## What needs to be done
Your job here is to restate every record exactly, pictures excluded.

· · ·

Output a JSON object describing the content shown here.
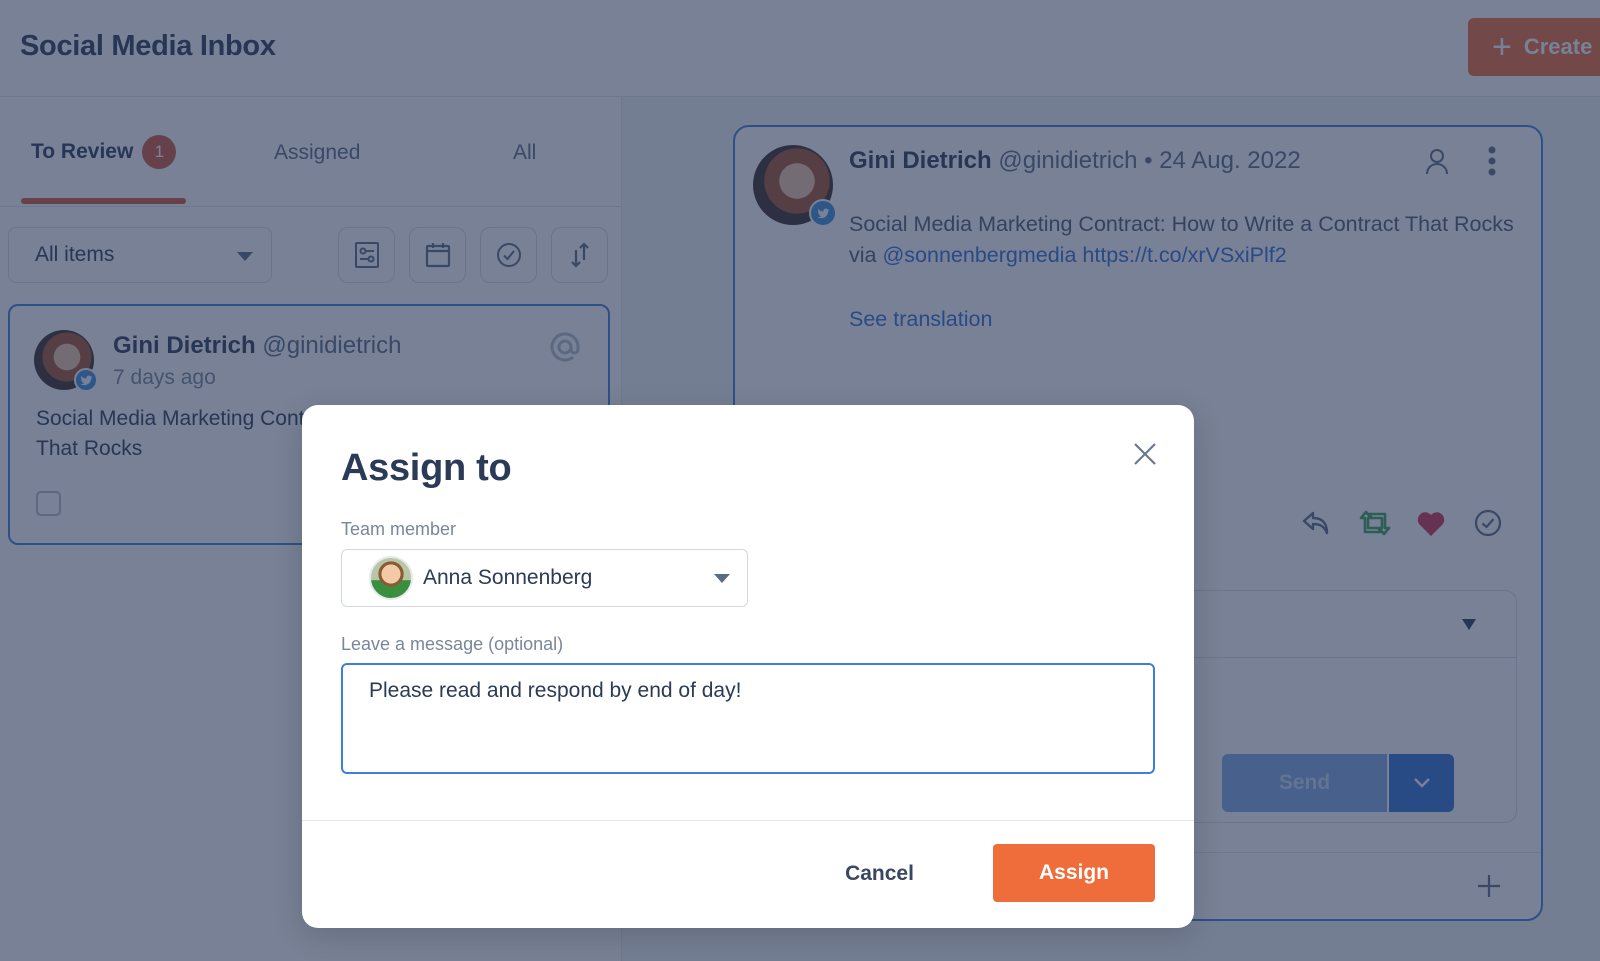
{
  "header": {
    "title": "Social Media Inbox",
    "create_label": "Create"
  },
  "tabs": [
    {
      "label": "To Review",
      "badge": "1",
      "active": true
    },
    {
      "label": "Assigned"
    },
    {
      "label": "All"
    }
  ],
  "filters": {
    "selected": "All items",
    "tools": [
      "filter-settings-icon",
      "calendar-icon",
      "check-circle-icon",
      "sort-icon"
    ]
  },
  "inbox_item": {
    "name": "Gini Dietrich",
    "handle": "@ginidietrich",
    "time": "7 days ago",
    "text": "Social Media Marketing Contract: How to Write a Contract That Rocks",
    "network": "twitter"
  },
  "detail": {
    "name": "Gini Dietrich",
    "handle": "@ginidietrich",
    "separator": "•",
    "date": "24 Aug. 2022",
    "text": "Social Media Marketing Contract: How to Write a Contract That Rocks via ",
    "mention": "@sonnenbergmedia",
    "link": "https://t.co/xrVSxiPlf2",
    "see_translation": "See translation",
    "send_label": "Send",
    "colors": {
      "retweet": "#3aa35a",
      "like": "#d0314f",
      "accent": "#2f6fd6"
    }
  },
  "modal": {
    "title": "Assign to",
    "team_member_label": "Team member",
    "team_member_value": "Anna Sonnenberg",
    "message_label": "Leave a message (optional)",
    "message_value": "Please read and respond by end of day!",
    "cancel_label": "Cancel",
    "assign_label": "Assign",
    "assign_color": "#ee6d3a"
  }
}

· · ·

## Reply to the exercise
Output a JSON object describing the content shown here.
{
  "header": {
    "title": "Social Media Inbox",
    "create_label": "Create"
  },
  "tabs": [
    {
      "label": "To Review",
      "badge": "1",
      "active": true
    },
    {
      "label": "Assigned"
    },
    {
      "label": "All"
    }
  ],
  "filters": {
    "selected": "All items",
    "tools": [
      "filter-settings-icon",
      "calendar-icon",
      "check-circle-icon",
      "sort-icon"
    ]
  },
  "inbox_item": {
    "name": "Gini Dietrich",
    "handle": "@ginidietrich",
    "time": "7 days ago",
    "text": "Social Media Marketing Contract: How to Write a Contract That Rocks",
    "network": "twitter"
  },
  "detail": {
    "name": "Gini Dietrich",
    "handle": "@ginidietrich",
    "separator": "•",
    "date": "24 Aug. 2022",
    "text": "Social Media Marketing Contract: How to Write a Contract That Rocks via ",
    "mention": "@sonnenbergmedia",
    "link": "https://t.co/xrVSxiPlf2",
    "see_translation": "See translation",
    "send_label": "Send",
    "colors": {
      "retweet": "#3aa35a",
      "like": "#d0314f",
      "accent": "#2f6fd6"
    }
  },
  "modal": {
    "title": "Assign to",
    "team_member_label": "Team member",
    "team_member_value": "Anna Sonnenberg",
    "message_label": "Leave a message (optional)",
    "message_value": "Please read and respond by end of day!",
    "cancel_label": "Cancel",
    "assign_label": "Assign",
    "assign_color": "#ee6d3a"
  }
}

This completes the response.